--- ENTRIES PROVIDED Enclosed Below ---

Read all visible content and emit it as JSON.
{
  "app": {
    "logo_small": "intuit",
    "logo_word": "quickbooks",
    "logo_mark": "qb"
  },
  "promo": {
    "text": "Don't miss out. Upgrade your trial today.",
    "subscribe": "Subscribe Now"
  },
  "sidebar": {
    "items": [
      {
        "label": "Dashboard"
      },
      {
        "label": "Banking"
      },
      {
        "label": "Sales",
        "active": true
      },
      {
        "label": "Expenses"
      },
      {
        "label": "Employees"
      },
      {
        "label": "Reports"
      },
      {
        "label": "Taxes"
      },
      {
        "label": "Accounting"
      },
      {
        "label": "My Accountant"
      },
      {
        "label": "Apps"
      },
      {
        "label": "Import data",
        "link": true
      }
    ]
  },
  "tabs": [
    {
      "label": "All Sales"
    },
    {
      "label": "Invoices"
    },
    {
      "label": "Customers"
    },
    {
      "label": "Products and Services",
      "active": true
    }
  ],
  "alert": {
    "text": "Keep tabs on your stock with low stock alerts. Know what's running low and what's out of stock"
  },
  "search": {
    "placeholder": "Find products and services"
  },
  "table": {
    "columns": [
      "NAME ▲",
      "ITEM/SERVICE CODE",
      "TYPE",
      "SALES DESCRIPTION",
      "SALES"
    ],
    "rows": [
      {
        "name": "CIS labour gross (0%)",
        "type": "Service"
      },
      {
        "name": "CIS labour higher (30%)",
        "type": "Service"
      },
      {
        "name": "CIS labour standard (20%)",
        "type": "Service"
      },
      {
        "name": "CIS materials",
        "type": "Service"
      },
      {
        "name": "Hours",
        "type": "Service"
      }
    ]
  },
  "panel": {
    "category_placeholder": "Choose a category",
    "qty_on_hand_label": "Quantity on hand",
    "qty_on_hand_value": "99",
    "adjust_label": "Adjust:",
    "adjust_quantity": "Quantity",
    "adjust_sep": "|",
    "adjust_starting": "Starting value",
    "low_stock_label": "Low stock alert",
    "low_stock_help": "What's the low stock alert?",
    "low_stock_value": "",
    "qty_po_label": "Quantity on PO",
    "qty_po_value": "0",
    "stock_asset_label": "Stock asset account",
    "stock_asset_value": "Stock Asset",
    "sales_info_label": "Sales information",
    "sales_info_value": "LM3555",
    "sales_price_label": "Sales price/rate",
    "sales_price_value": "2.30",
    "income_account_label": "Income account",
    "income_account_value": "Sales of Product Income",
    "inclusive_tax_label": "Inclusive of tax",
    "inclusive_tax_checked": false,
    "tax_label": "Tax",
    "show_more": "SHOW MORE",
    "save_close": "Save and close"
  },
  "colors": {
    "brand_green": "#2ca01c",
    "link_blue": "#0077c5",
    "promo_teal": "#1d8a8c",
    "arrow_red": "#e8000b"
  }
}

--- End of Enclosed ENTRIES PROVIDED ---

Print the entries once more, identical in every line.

Read all visible content and emit it as JSON.
{
  "app": {
    "logo_small": "intuit",
    "logo_word": "quickbooks",
    "logo_mark": "qb"
  },
  "promo": {
    "text": "Don't miss out. Upgrade your trial today.",
    "subscribe": "Subscribe Now"
  },
  "sidebar": {
    "items": [
      {
        "label": "Dashboard"
      },
      {
        "label": "Banking"
      },
      {
        "label": "Sales",
        "active": true
      },
      {
        "label": "Expenses"
      },
      {
        "label": "Employees"
      },
      {
        "label": "Reports"
      },
      {
        "label": "Taxes"
      },
      {
        "label": "Accounting"
      },
      {
        "label": "My Accountant"
      },
      {
        "label": "Apps"
      },
      {
        "label": "Import data",
        "link": true
      }
    ]
  },
  "tabs": [
    {
      "label": "All Sales"
    },
    {
      "label": "Invoices"
    },
    {
      "label": "Customers"
    },
    {
      "label": "Products and Services",
      "active": true
    }
  ],
  "alert": {
    "text": "Keep tabs on your stock with low stock alerts. Know what's running low and what's out of stock"
  },
  "search": {
    "placeholder": "Find products and services"
  },
  "table": {
    "columns": [
      "NAME ▲",
      "ITEM/SERVICE CODE",
      "TYPE",
      "SALES DESCRIPTION",
      "SALES"
    ],
    "rows": [
      {
        "name": "CIS labour gross (0%)",
        "type": "Service"
      },
      {
        "name": "CIS labour higher (30%)",
        "type": "Service"
      },
      {
        "name": "CIS labour standard (20%)",
        "type": "Service"
      },
      {
        "name": "CIS materials",
        "type": "Service"
      },
      {
        "name": "Hours",
        "type": "Service"
      }
    ]
  },
  "panel": {
    "category_placeholder": "Choose a category",
    "qty_on_hand_label": "Quantity on hand",
    "qty_on_hand_value": "99",
    "adjust_label": "Adjust:",
    "adjust_quantity": "Quantity",
    "adjust_sep": "|",
    "adjust_starting": "Starting value",
    "low_stock_label": "Low stock alert",
    "low_stock_help": "What's the low stock alert?",
    "low_stock_value": "",
    "qty_po_label": "Quantity on PO",
    "qty_po_value": "0",
    "stock_asset_label": "Stock asset account",
    "stock_asset_value": "Stock Asset",
    "sales_info_label": "Sales information",
    "sales_info_value": "LM3555",
    "sales_price_label": "Sales price/rate",
    "sales_price_value": "2.30",
    "income_account_label": "Income account",
    "income_account_value": "Sales of Product Income",
    "inclusive_tax_label": "Inclusive of tax",
    "inclusive_tax_checked": false,
    "tax_label": "Tax",
    "show_more": "SHOW MORE",
    "save_close": "Save and close"
  },
  "colors": {
    "brand_green": "#2ca01c",
    "link_blue": "#0077c5",
    "promo_teal": "#1d8a8c",
    "arrow_red": "#e8000b"
  }
}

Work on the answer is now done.